Problem to work on
Every record must be restated exactly. Drop the images.

Provided data
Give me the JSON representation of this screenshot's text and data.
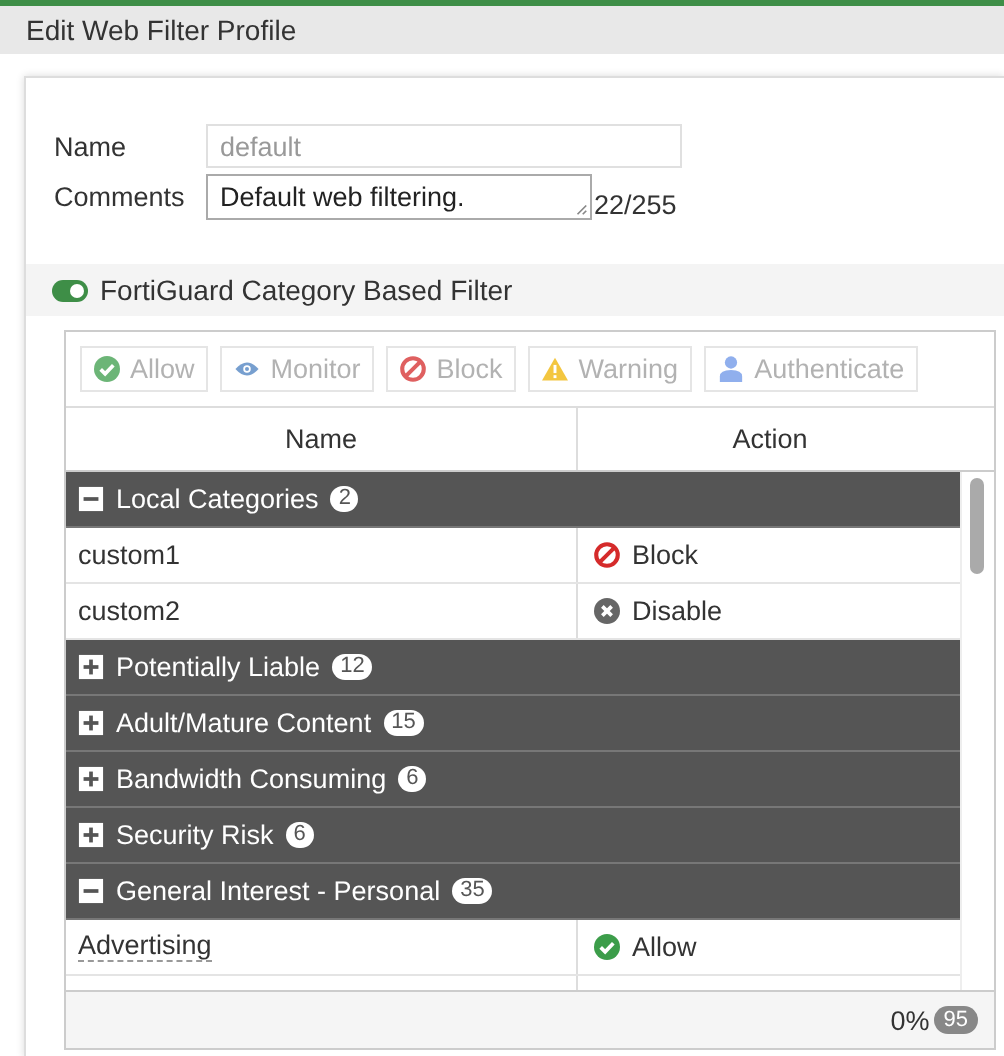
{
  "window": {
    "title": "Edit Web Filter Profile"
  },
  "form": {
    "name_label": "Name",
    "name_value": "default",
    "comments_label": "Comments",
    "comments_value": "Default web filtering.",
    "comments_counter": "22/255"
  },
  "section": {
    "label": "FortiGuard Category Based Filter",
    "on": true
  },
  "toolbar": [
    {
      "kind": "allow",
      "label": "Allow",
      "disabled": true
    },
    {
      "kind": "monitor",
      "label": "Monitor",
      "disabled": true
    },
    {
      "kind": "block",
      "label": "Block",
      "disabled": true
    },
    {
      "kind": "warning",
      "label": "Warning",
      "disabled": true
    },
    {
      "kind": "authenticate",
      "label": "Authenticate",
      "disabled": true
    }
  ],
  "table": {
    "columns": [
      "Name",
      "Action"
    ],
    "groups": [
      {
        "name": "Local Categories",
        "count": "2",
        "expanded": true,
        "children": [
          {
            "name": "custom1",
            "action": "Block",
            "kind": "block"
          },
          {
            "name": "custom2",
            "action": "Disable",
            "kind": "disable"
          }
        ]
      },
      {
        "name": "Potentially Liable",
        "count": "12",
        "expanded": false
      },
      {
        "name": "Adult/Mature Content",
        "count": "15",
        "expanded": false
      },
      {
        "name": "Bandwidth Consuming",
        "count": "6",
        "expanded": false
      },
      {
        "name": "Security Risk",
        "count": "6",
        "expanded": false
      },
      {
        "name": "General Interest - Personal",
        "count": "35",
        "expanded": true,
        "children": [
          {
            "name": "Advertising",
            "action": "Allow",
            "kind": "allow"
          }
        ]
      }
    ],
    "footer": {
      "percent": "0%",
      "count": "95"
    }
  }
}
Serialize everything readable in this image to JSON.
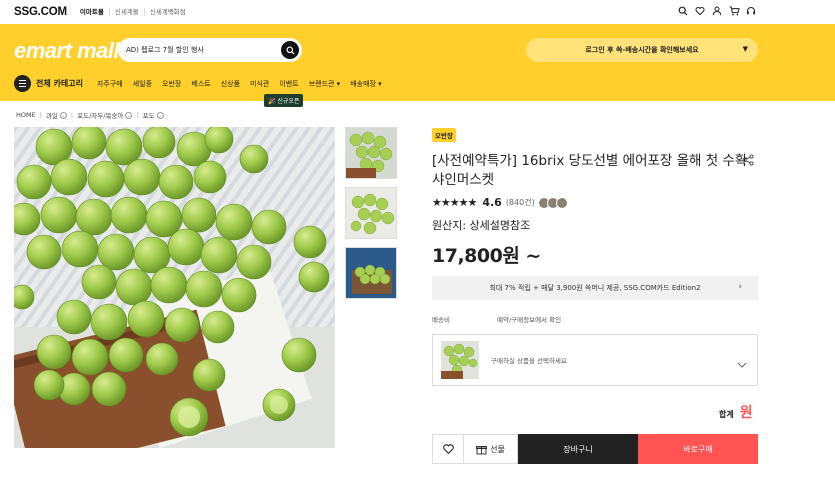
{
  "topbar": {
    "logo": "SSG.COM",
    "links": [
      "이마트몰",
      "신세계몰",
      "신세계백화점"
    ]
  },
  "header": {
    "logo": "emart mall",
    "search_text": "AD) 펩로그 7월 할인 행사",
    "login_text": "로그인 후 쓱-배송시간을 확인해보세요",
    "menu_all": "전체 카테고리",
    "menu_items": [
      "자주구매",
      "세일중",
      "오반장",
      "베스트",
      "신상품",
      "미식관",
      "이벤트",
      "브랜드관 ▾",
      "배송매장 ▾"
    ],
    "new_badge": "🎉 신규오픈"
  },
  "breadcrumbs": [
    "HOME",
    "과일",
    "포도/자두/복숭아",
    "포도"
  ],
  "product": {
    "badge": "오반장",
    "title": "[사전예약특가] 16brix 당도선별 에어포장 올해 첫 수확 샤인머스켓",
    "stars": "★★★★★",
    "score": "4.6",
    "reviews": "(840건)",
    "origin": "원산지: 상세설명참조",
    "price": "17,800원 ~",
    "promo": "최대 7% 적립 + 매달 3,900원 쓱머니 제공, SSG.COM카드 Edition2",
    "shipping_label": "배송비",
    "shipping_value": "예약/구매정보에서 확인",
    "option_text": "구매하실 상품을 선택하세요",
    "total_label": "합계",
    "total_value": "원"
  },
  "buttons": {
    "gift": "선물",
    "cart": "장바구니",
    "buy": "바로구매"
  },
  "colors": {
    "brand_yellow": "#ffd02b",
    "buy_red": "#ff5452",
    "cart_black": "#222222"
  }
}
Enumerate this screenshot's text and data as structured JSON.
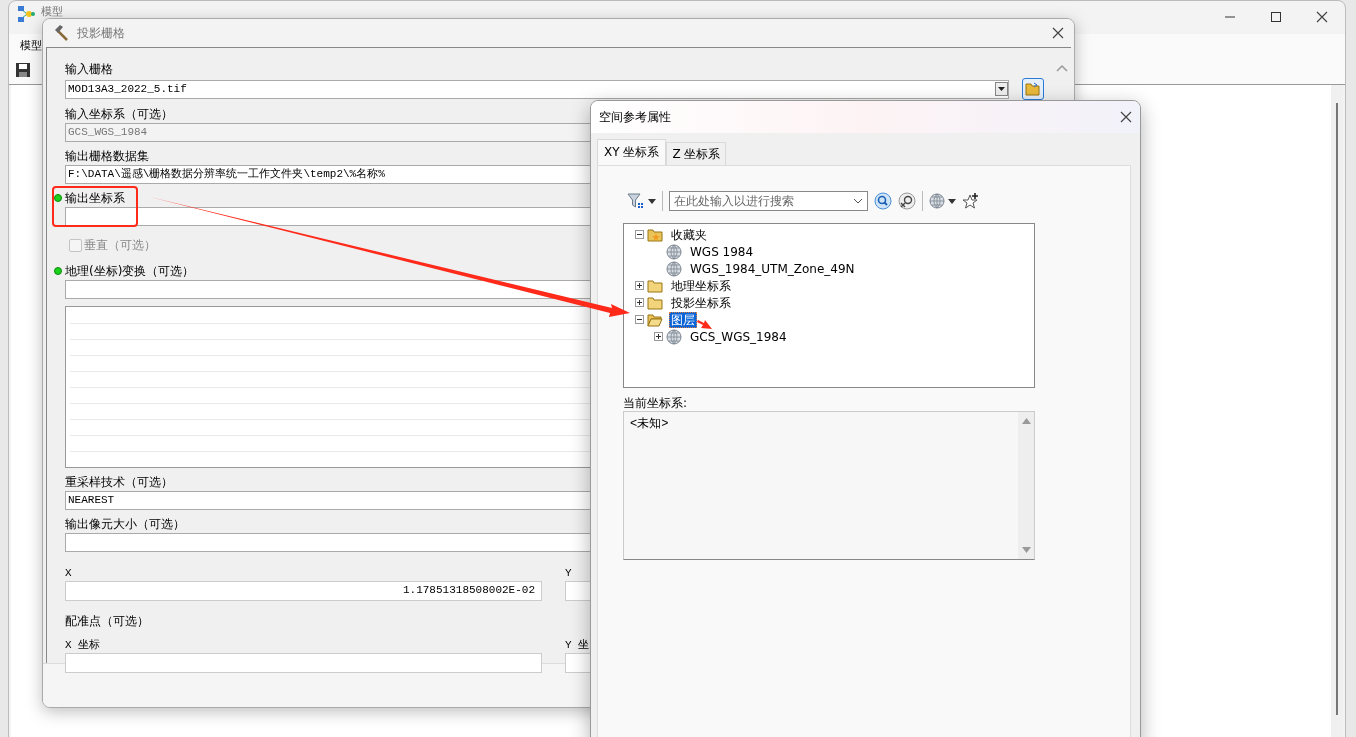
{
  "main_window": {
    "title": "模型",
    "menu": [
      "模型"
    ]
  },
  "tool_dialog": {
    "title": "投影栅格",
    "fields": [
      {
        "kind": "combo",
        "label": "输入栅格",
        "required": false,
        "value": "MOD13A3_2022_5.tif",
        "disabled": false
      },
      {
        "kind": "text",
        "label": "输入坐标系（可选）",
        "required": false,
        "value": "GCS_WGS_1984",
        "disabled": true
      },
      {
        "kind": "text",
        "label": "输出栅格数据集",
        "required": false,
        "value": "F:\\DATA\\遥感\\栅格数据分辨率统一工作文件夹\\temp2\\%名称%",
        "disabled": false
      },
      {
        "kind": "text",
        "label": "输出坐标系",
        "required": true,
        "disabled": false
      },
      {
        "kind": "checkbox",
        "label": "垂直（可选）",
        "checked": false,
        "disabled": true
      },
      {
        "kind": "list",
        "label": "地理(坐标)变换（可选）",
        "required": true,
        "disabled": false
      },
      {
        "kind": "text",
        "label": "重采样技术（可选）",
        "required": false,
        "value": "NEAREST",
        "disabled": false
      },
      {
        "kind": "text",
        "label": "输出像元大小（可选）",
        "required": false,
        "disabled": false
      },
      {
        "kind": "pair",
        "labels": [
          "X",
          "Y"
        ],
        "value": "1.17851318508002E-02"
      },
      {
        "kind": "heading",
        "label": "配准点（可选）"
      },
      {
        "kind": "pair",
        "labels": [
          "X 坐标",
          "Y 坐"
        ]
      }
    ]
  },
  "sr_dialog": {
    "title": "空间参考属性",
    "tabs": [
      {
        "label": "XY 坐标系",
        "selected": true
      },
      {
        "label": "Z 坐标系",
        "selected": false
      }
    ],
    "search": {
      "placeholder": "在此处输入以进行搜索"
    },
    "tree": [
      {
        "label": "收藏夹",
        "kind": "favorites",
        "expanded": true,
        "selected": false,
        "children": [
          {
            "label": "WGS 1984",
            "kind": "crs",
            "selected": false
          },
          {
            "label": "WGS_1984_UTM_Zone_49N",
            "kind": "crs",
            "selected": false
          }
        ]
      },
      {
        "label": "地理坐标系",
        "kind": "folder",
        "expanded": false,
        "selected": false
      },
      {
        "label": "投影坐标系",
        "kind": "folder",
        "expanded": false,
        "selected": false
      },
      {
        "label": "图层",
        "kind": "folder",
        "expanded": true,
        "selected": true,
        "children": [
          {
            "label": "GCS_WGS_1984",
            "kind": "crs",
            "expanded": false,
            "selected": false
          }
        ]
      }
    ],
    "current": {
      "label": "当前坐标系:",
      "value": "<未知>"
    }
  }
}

Answer to the exercise
Give me the JSON representation of this screenshot's text and data.
{
  "window": {
    "title": "Edit Web Filter Profile"
  },
  "form": {
    "name_label": "Name",
    "name_value": "default",
    "comments_label": "Comments",
    "comments_value": "Default web filtering.",
    "comments_counter": "22/255"
  },
  "section": {
    "label": "FortiGuard Category Based Filter",
    "on": true
  },
  "toolbar": [
    {
      "kind": "allow",
      "label": "Allow",
      "disabled": true
    },
    {
      "kind": "monitor",
      "label": "Monitor",
      "disabled": true
    },
    {
      "kind": "block",
      "label": "Block",
      "disabled": true
    },
    {
      "kind": "warning",
      "label": "Warning",
      "disabled": true
    },
    {
      "kind": "authenticate",
      "label": "Authenticate",
      "disabled": true
    }
  ],
  "table": {
    "columns": [
      "Name",
      "Action"
    ],
    "groups": [
      {
        "name": "Local Categories",
        "count": "2",
        "expanded": true,
        "children": [
          {
            "name": "custom1",
            "action": "Block",
            "kind": "block"
          },
          {
            "name": "custom2",
            "action": "Disable",
            "kind": "disable"
          }
        ]
      },
      {
        "name": "Potentially Liable",
        "count": "12",
        "expanded": false
      },
      {
        "name": "Adult/Mature Content",
        "count": "15",
        "expanded": false
      },
      {
        "name": "Bandwidth Consuming",
        "count": "6",
        "expanded": false
      },
      {
        "name": "Security Risk",
        "count": "6",
        "expanded": false
      },
      {
        "name": "General Interest - Personal",
        "count": "35",
        "expanded": true,
        "children": [
          {
            "name": "Advertising",
            "action": "Allow",
            "kind": "allow"
          }
        ]
      }
    ],
    "footer": {
      "percent": "0%",
      "count": "95"
    }
  }
}
Serialize everything readable in this image to JSON.
{
  "topbar": {
    "logo": "SSG.COM",
    "links": [
      "이마트몰",
      "신세계몰",
      "신세계백화점"
    ]
  },
  "header": {
    "logo": "emart mall",
    "search_text": "AD) 펩로그 7월 할인 행사",
    "login_text": "로그인 후 쓱-배송시간을 확인해보세요",
    "menu_all": "전체 카테고리",
    "menu_items": [
      "자주구매",
      "세일중",
      "오반장",
      "베스트",
      "신상품",
      "미식관",
      "이벤트",
      "브랜드관 ▾",
      "배송매장 ▾"
    ],
    "new_badge": "🎉 신규오픈"
  },
  "breadcrumbs": [
    "HOME",
    "과일",
    "포도/자두/복숭아",
    "포도"
  ],
  "product": {
    "badge": "오반장",
    "title": "[사전예약특가] 16brix 당도선별 에어포장 올해 첫 수확 샤인머스켓",
    "stars": "★★★★★",
    "score": "4.6",
    "reviews": "(840건)",
    "origin": "원산지: 상세설명참조",
    "price": "17,800원 ~",
    "promo": "최대 7% 적립 + 매달 3,900원 쓱머니 제공, SSG.COM카드 Edition2",
    "shipping_label": "배송비",
    "shipping_value": "예약/구매정보에서 확인",
    "option_text": "구매하실 상품을 선택하세요",
    "total_label": "합계",
    "total_value": "원"
  },
  "buttons": {
    "gift": "선물",
    "cart": "장바구니",
    "buy": "바로구매"
  },
  "colors": {
    "brand_yellow": "#ffd02b",
    "buy_red": "#ff5452",
    "cart_black": "#222222"
  }
}
Enumerate this screenshot's text and data as structured JSON.
{
  "main_window": {
    "title": "模型",
    "menu": [
      "模型"
    ]
  },
  "tool_dialog": {
    "title": "投影栅格",
    "fields": [
      {
        "kind": "combo",
        "label": "输入栅格",
        "required": false,
        "value": "MOD13A3_2022_5.tif",
        "disabled": false
      },
      {
        "kind": "text",
        "label": "输入坐标系（可选）",
        "required": false,
        "value": "GCS_WGS_1984",
        "disabled": true
      },
      {
        "kind": "text",
        "label": "输出栅格数据集",
        "required": false,
        "value": "F:\\DATA\\遥感\\栅格数据分辨率统一工作文件夹\\temp2\\%名称%",
        "disabled": false
      },
      {
        "kind": "text",
        "label": "输出坐标系",
        "required": true,
        "disabled": false
      },
      {
        "kind": "checkbox",
        "label": "垂直（可选）",
        "checked": false,
        "disabled": true
      },
      {
        "kind": "list",
        "label": "地理(坐标)变换（可选）",
        "required": true,
        "disabled": false
      },
      {
        "kind": "text",
        "label": "重采样技术（可选）",
        "required": false,
        "value": "NEAREST",
        "disabled": false
      },
      {
        "kind": "text",
        "label": "输出像元大小（可选）",
        "required": false,
        "disabled": false
      },
      {
        "kind": "pair",
        "labels": [
          "X",
          "Y"
        ],
        "value": "1.17851318508002E-02"
      },
      {
        "kind": "heading",
        "label": "配准点（可选）"
      },
      {
        "kind": "pair",
        "labels": [
          "X 坐标",
          "Y 坐"
        ]
      }
    ]
  },
  "sr_dialog": {
    "title": "空间参考属性",
    "tabs": [
      {
        "label": "XY 坐标系",
        "selected": true
      },
      {
        "label": "Z 坐标系",
        "selected": false
      }
    ],
    "search": {
      "placeholder": "在此处输入以进行搜索"
    },
    "tree": [
      {
        "label": "收藏夹",
        "kind": "favorites",
        "expanded": true,
        "selected": false,
        "children": [
          {
            "label": "WGS 1984",
            "kind": "crs",
            "selected": false
          },
          {
            "label": "WGS_1984_UTM_Zone_49N",
            "kind": "crs",
            "selected": false
          }
        ]
      },
      {
        "label": "地理坐标系",
        "kind": "folder",
        "expanded": false,
        "selected": false
      },
      {
        "label": "投影坐标系",
        "kind": "folder",
        "expanded": false,
        "selected": false
      },
      {
        "label": "图层",
        "kind": "folder",
        "expanded": true,
        "selected": true,
        "children": [
          {
            "label": "GCS_WGS_1984",
            "kind": "crs",
            "expanded": false,
            "selected": false
          }
        ]
      }
    ],
    "current": {
      "label": "当前坐标系:",
      "value": "<未知>"
    }
  }
}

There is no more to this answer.